Frederic Shoberl, another British writer and illustrator, had the following illustration of Kanwar pilgrimage in his book titled ‘The World In Miniature: Hindoostan’ Vol II published in 1827.
Shoberl writes, ““The appellation of Nemessoura-Caori, or Cavadi, is given to women who make a vow to carry water from the Ganges to Nemessourin, a celebrated pagoda at Cape Comorin, dedicated to Sheeva. This penance is considered as one of the most efficacious for the remission of sins.
Women of the superior castes never perform this pilgrimage in person, but pay considerable sums to substitutes. The opposite plate represents a Nemessoura-Cavadi. The vessels containing the sacred water are set on a kind of mats, fastened by four sticks, in the manner of scales, to each end of a pole, which she carries on her shoulder.
The Hindoos believe that the idol in the temple of Nemessourin was brought by the god Hanooman from the Ganges, by command of Rama; and that the tank which is in the temple was made by Vishnu, with his own hands. The devout go thither on pilgrimage from distant countries: but to render this act meritorious, the pilgrim must previously visit the banks of the Ganges, lie on the ground and fast during the journey, and arrive laden with water from that river to bathe the idol.
The Cashi-Caori, or Cavadi, are a class of Pandarons, who perform the same kind of pilgrimage, with water from the Ganges to Cashi. This water, after being thrown over the idol, is collected and distributed among the devout, by whom it is most religiously preserved. When a sick person is at the point of death, a few drops of it are poured into his mouth and upon head.

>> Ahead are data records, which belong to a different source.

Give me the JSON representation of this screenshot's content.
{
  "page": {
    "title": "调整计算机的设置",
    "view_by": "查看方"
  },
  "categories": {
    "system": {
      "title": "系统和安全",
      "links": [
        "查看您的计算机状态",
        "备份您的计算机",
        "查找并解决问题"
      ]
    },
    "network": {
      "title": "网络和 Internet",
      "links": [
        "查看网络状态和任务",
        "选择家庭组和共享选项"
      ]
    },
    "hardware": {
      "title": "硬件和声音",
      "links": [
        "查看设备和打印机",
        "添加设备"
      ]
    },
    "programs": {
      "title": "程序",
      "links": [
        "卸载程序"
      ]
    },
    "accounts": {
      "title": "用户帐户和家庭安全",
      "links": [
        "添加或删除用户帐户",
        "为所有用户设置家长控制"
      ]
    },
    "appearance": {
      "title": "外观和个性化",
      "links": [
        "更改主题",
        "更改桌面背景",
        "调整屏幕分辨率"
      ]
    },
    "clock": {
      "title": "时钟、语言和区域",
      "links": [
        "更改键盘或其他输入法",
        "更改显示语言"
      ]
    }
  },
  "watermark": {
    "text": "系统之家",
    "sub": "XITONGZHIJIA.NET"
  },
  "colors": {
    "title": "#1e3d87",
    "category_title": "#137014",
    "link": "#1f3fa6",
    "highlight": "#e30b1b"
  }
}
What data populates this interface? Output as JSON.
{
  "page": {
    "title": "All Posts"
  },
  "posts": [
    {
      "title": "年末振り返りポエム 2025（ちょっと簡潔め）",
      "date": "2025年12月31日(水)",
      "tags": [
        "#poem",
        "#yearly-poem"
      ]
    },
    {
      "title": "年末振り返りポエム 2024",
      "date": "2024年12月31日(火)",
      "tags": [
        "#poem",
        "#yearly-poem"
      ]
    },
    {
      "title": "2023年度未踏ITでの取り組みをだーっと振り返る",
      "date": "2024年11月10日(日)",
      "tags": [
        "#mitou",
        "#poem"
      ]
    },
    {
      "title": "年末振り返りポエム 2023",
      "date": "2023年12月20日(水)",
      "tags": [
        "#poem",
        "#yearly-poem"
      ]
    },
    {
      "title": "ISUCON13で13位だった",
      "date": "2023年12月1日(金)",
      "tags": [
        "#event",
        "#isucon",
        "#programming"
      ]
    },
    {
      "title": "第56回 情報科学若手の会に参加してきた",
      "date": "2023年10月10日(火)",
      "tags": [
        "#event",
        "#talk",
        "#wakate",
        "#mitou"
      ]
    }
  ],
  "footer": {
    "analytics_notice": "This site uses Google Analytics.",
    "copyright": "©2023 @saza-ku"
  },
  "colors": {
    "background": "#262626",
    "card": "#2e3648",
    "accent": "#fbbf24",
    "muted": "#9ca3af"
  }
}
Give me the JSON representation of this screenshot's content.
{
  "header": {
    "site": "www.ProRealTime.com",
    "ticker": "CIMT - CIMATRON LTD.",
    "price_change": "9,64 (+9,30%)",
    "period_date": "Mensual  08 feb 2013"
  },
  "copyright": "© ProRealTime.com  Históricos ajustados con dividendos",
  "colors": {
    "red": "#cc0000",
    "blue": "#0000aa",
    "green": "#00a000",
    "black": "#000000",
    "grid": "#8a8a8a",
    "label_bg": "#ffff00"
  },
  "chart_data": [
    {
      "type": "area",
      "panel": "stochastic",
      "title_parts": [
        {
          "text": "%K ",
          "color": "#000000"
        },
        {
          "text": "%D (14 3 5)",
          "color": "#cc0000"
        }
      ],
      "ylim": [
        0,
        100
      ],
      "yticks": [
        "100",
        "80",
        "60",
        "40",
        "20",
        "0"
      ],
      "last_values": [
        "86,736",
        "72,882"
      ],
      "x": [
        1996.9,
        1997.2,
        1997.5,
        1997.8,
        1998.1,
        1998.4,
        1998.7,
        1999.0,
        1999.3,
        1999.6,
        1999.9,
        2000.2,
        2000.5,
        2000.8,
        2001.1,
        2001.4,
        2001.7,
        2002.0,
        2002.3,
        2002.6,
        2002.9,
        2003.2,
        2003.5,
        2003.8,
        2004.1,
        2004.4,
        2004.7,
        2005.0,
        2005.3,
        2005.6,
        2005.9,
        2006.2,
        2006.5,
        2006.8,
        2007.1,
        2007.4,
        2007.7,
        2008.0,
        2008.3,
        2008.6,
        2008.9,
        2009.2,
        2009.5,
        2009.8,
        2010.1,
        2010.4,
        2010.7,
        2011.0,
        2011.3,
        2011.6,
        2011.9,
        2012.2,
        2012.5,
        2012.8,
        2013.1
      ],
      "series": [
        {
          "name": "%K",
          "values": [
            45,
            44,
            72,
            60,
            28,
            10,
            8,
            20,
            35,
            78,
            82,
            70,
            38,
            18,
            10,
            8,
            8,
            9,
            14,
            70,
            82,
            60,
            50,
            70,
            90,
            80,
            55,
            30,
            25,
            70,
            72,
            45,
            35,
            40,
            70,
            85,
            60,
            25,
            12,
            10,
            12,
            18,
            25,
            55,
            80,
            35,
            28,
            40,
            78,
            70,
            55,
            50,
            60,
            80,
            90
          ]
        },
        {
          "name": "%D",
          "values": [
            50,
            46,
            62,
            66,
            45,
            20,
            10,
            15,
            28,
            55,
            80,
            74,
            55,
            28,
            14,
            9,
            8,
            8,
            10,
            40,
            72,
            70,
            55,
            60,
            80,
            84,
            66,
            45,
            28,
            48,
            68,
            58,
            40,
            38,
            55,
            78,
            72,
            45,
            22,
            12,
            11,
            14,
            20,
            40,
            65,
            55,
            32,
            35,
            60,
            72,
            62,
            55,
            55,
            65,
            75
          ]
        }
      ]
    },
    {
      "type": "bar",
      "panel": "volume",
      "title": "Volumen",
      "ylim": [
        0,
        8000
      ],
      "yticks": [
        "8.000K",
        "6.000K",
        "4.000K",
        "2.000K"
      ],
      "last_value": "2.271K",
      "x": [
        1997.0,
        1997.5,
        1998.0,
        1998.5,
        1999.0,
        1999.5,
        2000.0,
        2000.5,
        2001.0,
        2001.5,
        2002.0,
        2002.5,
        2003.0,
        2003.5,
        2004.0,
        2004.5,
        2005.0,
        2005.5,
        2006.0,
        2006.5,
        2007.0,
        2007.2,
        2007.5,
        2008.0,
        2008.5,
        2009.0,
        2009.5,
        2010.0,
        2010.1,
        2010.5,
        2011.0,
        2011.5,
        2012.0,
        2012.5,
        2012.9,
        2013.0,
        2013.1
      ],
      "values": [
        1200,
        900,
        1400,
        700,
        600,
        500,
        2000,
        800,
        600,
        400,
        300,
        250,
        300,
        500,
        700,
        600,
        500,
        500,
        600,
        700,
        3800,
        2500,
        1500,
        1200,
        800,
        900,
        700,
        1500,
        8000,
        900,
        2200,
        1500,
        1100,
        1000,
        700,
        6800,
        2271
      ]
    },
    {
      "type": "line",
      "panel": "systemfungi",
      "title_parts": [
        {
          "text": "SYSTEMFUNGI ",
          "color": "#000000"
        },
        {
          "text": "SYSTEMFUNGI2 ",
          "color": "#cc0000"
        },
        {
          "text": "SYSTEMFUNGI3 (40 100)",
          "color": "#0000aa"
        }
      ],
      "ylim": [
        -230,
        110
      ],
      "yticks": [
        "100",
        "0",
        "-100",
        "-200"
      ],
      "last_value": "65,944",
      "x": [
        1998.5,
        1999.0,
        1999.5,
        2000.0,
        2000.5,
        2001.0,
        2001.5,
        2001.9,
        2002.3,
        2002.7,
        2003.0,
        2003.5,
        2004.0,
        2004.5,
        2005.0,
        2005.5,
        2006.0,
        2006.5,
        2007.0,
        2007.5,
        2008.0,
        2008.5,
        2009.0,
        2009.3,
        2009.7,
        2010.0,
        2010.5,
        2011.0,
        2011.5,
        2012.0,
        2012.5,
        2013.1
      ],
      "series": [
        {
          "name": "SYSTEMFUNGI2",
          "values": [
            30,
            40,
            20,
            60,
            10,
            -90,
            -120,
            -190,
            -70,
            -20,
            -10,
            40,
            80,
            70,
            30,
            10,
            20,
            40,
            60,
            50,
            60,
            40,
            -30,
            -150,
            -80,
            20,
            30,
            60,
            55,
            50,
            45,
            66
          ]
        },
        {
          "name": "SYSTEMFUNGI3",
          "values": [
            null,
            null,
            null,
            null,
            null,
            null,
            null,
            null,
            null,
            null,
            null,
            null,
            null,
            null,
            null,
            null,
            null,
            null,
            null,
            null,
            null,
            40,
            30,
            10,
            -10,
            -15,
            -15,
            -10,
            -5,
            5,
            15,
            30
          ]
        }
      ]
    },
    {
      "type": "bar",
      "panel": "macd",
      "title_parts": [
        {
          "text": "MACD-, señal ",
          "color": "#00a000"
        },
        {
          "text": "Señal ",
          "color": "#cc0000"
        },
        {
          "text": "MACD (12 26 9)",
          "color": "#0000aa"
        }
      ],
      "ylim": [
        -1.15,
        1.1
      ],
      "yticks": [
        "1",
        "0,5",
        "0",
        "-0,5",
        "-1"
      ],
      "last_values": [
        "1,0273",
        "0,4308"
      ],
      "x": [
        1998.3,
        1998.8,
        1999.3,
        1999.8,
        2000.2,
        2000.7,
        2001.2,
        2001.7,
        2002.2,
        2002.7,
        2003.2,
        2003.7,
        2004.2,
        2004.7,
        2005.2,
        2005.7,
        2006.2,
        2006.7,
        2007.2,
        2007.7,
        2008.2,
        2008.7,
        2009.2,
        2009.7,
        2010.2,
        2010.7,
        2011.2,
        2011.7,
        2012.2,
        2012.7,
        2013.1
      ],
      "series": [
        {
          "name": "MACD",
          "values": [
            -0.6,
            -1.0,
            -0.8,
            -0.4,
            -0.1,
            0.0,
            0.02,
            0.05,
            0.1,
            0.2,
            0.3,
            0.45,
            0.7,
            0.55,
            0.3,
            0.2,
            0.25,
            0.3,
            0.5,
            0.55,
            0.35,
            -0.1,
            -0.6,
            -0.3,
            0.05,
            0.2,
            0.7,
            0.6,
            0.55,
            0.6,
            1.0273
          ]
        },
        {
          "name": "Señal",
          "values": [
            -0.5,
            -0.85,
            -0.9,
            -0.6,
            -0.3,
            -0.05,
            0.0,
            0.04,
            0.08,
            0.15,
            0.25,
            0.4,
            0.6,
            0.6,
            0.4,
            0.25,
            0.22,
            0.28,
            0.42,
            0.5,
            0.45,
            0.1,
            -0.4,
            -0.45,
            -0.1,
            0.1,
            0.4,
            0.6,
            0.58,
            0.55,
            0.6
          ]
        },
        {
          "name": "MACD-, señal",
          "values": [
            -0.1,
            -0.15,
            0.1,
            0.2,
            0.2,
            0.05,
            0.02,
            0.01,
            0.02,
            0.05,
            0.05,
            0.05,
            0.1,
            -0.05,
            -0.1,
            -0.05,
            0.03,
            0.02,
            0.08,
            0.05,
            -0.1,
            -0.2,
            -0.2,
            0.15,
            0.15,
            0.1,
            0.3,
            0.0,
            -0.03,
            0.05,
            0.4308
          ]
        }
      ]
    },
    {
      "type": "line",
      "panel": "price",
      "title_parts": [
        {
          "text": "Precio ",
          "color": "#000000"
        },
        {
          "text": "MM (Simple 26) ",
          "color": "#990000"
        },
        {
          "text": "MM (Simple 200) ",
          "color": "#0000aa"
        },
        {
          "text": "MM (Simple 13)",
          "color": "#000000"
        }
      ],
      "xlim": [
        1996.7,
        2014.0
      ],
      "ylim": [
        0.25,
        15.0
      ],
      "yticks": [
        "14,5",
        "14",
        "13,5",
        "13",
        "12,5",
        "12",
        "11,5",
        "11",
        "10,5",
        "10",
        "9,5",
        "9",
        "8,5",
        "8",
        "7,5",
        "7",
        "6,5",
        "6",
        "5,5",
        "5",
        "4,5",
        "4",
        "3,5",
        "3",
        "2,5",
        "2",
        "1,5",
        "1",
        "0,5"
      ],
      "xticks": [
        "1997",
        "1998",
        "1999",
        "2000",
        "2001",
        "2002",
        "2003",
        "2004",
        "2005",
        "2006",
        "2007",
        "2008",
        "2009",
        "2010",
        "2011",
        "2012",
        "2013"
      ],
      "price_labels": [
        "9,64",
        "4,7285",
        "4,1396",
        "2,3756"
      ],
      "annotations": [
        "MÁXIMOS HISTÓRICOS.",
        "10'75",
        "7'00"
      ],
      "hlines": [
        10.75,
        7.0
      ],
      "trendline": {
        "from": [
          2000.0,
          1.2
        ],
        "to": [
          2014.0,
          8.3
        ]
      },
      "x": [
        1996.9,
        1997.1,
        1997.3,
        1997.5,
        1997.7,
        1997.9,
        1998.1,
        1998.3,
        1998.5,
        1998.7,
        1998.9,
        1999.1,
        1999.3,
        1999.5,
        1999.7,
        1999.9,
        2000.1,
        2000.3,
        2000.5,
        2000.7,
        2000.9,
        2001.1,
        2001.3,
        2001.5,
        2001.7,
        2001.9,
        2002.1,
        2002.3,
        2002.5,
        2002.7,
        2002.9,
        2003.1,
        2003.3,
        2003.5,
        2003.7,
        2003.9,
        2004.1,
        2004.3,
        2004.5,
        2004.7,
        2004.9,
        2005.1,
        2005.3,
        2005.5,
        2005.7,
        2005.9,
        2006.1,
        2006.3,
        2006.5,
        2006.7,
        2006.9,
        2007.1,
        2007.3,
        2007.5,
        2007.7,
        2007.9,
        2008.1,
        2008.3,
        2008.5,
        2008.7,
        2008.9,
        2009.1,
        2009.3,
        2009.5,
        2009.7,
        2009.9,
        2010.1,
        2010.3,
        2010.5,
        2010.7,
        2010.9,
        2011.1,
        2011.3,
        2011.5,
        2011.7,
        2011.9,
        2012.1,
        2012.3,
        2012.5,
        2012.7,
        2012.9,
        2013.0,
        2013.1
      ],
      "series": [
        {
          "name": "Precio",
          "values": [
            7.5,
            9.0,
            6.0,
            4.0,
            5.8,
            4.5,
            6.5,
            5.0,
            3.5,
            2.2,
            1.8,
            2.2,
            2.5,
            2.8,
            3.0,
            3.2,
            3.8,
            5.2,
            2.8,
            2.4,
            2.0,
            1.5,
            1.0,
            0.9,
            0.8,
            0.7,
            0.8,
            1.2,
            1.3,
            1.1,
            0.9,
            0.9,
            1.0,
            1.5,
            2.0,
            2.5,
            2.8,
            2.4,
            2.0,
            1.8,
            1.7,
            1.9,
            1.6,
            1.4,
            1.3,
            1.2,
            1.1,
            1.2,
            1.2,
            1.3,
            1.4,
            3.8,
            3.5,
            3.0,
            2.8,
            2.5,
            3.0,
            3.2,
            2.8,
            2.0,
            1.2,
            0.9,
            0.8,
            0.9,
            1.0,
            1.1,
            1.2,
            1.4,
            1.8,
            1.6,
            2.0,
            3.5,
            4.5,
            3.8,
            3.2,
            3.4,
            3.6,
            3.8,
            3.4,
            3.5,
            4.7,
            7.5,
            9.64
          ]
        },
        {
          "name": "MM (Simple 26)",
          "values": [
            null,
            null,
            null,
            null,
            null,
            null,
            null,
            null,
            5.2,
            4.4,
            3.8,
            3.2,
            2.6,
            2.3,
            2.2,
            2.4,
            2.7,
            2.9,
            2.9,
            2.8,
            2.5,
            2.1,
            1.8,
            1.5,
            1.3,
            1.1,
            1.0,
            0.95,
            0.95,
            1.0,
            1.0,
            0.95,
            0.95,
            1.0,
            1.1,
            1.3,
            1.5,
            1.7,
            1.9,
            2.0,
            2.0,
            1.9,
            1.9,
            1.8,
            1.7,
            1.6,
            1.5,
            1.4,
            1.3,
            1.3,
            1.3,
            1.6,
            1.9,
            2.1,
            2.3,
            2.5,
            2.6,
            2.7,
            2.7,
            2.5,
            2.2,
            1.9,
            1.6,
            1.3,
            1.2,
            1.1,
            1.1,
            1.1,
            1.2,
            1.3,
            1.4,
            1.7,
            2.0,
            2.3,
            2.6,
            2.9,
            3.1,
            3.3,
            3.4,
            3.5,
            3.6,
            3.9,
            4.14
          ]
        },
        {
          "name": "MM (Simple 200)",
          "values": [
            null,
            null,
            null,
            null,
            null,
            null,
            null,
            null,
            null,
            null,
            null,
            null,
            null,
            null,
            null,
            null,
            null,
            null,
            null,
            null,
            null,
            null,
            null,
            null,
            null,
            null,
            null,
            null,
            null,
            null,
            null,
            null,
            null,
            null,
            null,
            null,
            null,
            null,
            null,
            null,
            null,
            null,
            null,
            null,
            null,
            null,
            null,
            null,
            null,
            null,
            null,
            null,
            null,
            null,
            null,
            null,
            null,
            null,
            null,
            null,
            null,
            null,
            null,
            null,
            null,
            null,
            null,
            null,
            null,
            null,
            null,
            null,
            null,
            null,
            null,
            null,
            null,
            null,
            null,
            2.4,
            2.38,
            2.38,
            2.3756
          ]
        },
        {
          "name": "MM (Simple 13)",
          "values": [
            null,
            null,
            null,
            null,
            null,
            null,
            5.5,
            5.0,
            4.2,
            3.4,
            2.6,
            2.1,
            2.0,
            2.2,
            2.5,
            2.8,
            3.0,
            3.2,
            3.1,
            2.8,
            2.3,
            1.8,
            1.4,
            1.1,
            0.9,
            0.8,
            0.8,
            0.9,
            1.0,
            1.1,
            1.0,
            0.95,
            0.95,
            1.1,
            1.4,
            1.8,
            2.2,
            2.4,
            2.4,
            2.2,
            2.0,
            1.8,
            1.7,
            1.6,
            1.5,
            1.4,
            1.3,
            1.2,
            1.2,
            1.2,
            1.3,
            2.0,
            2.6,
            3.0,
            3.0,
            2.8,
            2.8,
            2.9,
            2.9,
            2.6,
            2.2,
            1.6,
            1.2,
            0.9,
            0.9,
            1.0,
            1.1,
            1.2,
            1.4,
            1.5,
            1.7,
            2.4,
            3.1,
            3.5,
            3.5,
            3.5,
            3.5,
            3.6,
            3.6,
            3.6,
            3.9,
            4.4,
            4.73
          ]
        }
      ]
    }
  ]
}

The wealthy inhabitants of Malabar employ people to bring them water from the Ganges, which is always received with extraordinary ceremony. To prove that the water was really brought from the sacred river, the bearers take the precaution to obtain a certificate to that effect from the officer of the place, who, moreover, seals the vessel into which it is put, with his seal. Every man, without exception, may be a carrier of Ganges water; for which purpose he need not either be Tadin, Pandaron, or Yogee.”
In 1858, British Robert Montgomery Martin and Emma Roberts in their book titled ‘The Indian Empire Illustrated’ had a beautiful engraving in the book that depicted a man carrying Ganges water in Kanwar.
This year in 2017, Stanford University Press, USA, published a book titled ‘Uprising of the Fools: Pilgrimage as Moral Protest in Contemporary India’. Its written by Vikash Singh.